From the earliest time I can remember, I was taught by my parents that we must all do what we can to ease the suffering of others. Like many of you, I am sure, I have memories of collecting pop bottles for the deposit, so I could put a few coins in the fold-up cardboard church bank that our church used to support its mission work. (My parents didn't believe in allowances - I always suspected it was because I had five brothers and sisters.) I recall going door-to-door in Wichita to collect for the March of Dimes before I was ten.
As I got older and went away to college, I was involved in blood drives. I still recall how proud I was that the students from little Ottawa (Kansas) University - enrollment 700 - donated more units of blood to the Red Cross than our mighty neighbor, Kansas University - enrollment 24,000.
So it was only natural that once I got out of school and got my first "real" job, I would contribute to United Way. After all, payroll deduction was an easy way to give, and when I began to fully appreciate the broad range of programs that United Way supported, I increased my giving level to make my support more meaningful.
I still feel an inner need to do what I can to help those who, by accident of birth, or poor decision-making are in greater need than I am. But somewhere along the line - and it's difficult to pinpoint exactly where - my reasons for helping began to undergo subtle changes. At some point, I began to take pride in the fact that the folks in my community care about their neighbors - the ones they don't know as well as the ones they do.
I WANT to be part of a community that is committed to doing whatever is necessary to help our children succeed as adults. I WANT to be part of a community that feels invested in the financial well-being of the entire community. And maybe that's what it means to have a sense of community - maybe that's the difference between having a place to live and being at home.
People have many different reasons for supporting the work of a given organization. Perhaps you benefitted from a Big Brother or Sister when you were young, or found solace at the Boys and Girls Club after school. Perhaps a family member benefitted from counseling services at LifeSpan or Catholic Charities. Perhaps your parents taught you to do whatever you could to ease the suffering of others.
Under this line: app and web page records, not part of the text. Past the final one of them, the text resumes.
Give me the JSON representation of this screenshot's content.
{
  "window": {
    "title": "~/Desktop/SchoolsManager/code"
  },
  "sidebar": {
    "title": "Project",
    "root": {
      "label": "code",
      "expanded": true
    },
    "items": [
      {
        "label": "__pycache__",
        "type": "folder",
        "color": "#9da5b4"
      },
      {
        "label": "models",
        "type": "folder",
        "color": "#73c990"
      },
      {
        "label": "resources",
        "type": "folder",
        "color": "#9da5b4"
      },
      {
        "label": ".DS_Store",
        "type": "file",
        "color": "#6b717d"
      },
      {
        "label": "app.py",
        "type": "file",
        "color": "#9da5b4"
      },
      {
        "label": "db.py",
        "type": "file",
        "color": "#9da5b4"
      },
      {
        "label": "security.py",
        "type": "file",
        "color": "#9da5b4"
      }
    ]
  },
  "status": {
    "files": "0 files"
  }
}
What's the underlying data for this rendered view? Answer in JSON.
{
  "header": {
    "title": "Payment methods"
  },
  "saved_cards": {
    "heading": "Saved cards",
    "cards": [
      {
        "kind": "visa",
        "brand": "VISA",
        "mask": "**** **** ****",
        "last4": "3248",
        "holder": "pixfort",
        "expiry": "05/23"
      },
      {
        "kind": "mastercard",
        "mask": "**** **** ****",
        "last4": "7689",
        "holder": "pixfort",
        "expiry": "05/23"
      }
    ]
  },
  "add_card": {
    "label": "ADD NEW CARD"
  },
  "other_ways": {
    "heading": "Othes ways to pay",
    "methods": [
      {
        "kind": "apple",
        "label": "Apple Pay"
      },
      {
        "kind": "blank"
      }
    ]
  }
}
Maybe, like me, you have come to value the fact that you live in a community where people look out for each other's kids, where neighbors care about the financial well-being of each other. If so, I hope you will be a part of United Way's work on behalf of children and families in Butler County. Please support our work for the common good by giving, by advocating and by volunteering.